BY JOSEPH SIMURDIAK
So you fancy yourself an intrepid individual. Maybe your peers are content to live out their normal, safe, mundane college lives, but you– you want something more. You have a desire to explore, a hungry spirit that cannot be contained by your present surroundings. Maybe you have read novels and watched adventure movies all your life, and you have decided that reading and watching just isn’t enough—you need to live an adventure all of your own. It is not sufficient to follow the fantastic exploits of more interesting people (fictional or nonfictional) while you simply trudge day-to-day through your own life. You want to pursue your own story.
You, my friend, should study abroad.
Study abroad. This is the first advice I would give to any incoming college student, regardless of their interests, hobbies or major. Nothing you do in college will challenge you or transform you as much as studying abroad will. As human society becomes more and more globalized, bringing people of every nation, religion and race face-to-face with one another at a rate unprecedented in history, it is more important now than ever that students travel abroad and expose themselves to new cultures and points of view—to recognize them, to relate to them and –if not necessarily always agree with them– to understand them. On a personal level, living in another culture is like obtaining a second life and an additional mind; it opens the spirit, and the world suddenly becomes much more vast.
Challenge yourself to learn a new language, study foreign perspectives on cultural, political, and moral concepts, and realize that maybe the world presented by your own culture is not as complete as you thought it was. Your long-held certainties and cherished absolutes will be shaken. You will ask new questions and grow as a person. Will it be scary? Of course. Potentially subversive? Absolutely, And that is precisely why you should do it.
So how do you study abroad? Ultimately, you get out of the experience what you put into it. Inevitably, some students will return to their dorms after class and spend their free time watching movies or browsing the internet, but they do so to their own detriment and might as well have stayed home. This may seem obvious, but some students still do it, and that is not how you should study abroad. Most people also go to the bars and nightclubs, and sure that’s fun, but it is so ordinary. That is not adventure either, so you must do something more.
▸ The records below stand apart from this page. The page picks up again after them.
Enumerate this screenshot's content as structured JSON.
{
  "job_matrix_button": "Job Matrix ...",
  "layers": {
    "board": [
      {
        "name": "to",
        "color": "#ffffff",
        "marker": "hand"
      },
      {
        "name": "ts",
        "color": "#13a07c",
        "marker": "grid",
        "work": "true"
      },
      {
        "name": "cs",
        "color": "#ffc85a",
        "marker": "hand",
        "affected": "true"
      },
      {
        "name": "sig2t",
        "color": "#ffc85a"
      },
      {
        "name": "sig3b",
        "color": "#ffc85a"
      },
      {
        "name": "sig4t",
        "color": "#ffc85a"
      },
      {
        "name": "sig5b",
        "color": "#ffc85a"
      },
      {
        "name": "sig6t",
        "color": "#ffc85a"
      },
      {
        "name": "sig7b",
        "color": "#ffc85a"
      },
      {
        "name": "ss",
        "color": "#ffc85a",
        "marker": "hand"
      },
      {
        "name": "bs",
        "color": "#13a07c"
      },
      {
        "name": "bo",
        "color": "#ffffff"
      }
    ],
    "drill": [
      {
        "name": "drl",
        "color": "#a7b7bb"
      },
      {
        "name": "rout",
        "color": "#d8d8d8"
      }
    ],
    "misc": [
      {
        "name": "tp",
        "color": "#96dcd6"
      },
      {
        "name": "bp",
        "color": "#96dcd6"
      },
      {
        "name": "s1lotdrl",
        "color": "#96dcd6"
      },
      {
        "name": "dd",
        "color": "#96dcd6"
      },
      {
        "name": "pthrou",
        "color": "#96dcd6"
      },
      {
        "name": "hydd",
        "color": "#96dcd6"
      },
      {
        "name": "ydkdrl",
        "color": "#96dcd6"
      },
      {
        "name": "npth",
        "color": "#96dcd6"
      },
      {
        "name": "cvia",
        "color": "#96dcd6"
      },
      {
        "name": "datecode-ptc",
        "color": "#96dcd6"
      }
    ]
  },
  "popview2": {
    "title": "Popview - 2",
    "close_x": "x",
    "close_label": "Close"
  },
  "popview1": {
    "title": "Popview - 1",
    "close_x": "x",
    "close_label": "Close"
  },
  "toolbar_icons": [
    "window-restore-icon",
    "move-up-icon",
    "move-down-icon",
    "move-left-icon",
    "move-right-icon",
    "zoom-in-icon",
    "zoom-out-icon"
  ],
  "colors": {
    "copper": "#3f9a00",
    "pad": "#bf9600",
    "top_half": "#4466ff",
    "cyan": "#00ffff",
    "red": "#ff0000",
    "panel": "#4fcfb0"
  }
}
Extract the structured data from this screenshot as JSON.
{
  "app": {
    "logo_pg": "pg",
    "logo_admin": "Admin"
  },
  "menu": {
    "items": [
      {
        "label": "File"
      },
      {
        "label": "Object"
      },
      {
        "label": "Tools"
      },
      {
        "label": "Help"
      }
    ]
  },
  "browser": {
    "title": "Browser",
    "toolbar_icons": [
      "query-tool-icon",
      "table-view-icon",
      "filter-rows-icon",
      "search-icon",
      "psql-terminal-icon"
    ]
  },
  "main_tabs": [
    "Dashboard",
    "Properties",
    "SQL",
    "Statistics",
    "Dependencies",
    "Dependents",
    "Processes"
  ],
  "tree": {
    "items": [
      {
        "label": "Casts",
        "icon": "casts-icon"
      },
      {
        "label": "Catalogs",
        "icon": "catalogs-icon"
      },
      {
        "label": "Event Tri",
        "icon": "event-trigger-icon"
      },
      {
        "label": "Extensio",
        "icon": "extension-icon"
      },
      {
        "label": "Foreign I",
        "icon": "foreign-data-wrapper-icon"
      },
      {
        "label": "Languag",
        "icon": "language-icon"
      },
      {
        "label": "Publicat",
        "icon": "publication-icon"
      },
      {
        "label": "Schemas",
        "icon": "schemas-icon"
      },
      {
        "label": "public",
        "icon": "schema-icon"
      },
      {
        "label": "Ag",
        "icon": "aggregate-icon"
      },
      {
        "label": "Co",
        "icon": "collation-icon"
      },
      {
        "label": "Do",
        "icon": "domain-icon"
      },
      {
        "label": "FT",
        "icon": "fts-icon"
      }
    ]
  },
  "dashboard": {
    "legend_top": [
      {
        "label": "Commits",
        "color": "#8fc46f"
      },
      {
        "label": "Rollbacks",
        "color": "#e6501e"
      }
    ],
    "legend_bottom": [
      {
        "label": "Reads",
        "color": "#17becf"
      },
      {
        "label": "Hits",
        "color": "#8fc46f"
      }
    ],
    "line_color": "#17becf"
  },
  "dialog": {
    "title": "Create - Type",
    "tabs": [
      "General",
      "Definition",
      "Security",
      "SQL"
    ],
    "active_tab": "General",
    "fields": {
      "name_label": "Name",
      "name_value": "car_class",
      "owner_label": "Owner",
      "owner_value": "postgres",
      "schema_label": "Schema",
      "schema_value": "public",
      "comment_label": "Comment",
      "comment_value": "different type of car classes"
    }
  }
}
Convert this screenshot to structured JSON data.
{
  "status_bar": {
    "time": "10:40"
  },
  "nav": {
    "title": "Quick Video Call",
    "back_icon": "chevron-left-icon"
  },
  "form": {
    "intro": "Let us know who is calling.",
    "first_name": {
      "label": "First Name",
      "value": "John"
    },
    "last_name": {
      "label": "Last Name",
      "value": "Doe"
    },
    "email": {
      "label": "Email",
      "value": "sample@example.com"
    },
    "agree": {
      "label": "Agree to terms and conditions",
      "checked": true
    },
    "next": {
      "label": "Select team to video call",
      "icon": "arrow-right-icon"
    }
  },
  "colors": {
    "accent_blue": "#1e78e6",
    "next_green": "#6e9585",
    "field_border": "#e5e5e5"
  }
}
Dedicate yourself to making friendships from foreign cultures and keep these friends close. At school, join student clubs and partake in foreign sports. If no one is around to hang out with, strike out and seek new experiences on your own. Visit historically or culturally important sites, climb mountains, travel to new cities, explore the countryside. Do something no one else is doing—when I was in Japan, I biked 600 miles across the country, acquainting myself with new towns, local cultures, the mountains, the forests and the sea. That experience alone was life-changing, and all it took was the desire to do it.
Seek the soul of the country. Endeavor to learn what people’s values are, what they hold sacred, what their society believes in. How do they see themselves in relation to the rest of the world? What do they think of the United States—what do they admire about us? What do they dislike? They have much to teach if you are eager to learn.
And finally, of course, take lots of pictures.
The world is being offered to you. You are young, your mind is curious and now the time is ripe to travel abroad and see it. Life is too short not to throw yourself into the pit There are boundless experiences to be had, memories to be made and adventures to chase.
They are waiting for you, and the road is just at the door.
Will you take it?